I'm working on a sign up site that has maybe 5 pages of forms on it and I'm using a post-redirect pattern to ferry people across it. At the moment I've got a corresponding php script for each form submission, and I'm taking in that post data and I'm saving it as session variables. After that I user header('Location:'); to carry them back to a user facing page in a Post-Redirect pattern. At the end once they're done filling in the forms, I'm dropping the information into the database... we're collecting maybe... oh 30 fields of data. Most of the pages are static HTML although there is some minimal if-else short syntax going on based on their input on previous pages. All this is running on a dedicated III Xeon Quad Core unit with 8GB RAM, running as a pretty standard LAMP stack. Most of the time I'm expecting maybe 10 to 20 users concurrent using the form at basically all times, but traffic can surge up to 200 concurrent users within a minute or two and then abate after about 10 minutes. I'm worried about a couple of things:
1) I'm worried about loosing information, since partial submissions of the whole sign up form are useful.
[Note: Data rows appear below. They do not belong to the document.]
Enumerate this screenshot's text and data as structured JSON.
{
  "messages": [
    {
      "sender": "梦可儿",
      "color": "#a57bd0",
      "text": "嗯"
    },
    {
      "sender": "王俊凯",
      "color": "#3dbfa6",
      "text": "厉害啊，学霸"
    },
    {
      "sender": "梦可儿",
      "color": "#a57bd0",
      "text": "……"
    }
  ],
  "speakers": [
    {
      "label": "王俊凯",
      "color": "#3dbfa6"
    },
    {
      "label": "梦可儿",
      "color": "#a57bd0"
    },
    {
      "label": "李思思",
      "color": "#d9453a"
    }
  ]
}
Would it be crazy to put a db write backing each form submission rather then carrying that as session data?
2) Will this kind of user load bog down this box? It'd expect modern dedicated server hardware to be able to host several thousand concurrent browsing sessions... Should I be rushing to setup mod_proxy right now?
Since I've lived most of my life as a front end designer I feel a bit lost trying to gage how much this kind of user interaction should load a server like that? I feel like a noob asking this question - but I've been googling this for days (php scalability, crud operation best practices, mysql server load, crud op load). I find lots of resources talking generally, but nothing that really helps me refine my question or quantify that kinda load or what this kind of system should take. Any assistance or direction to resources would be very helpful... and take a lot off my mind.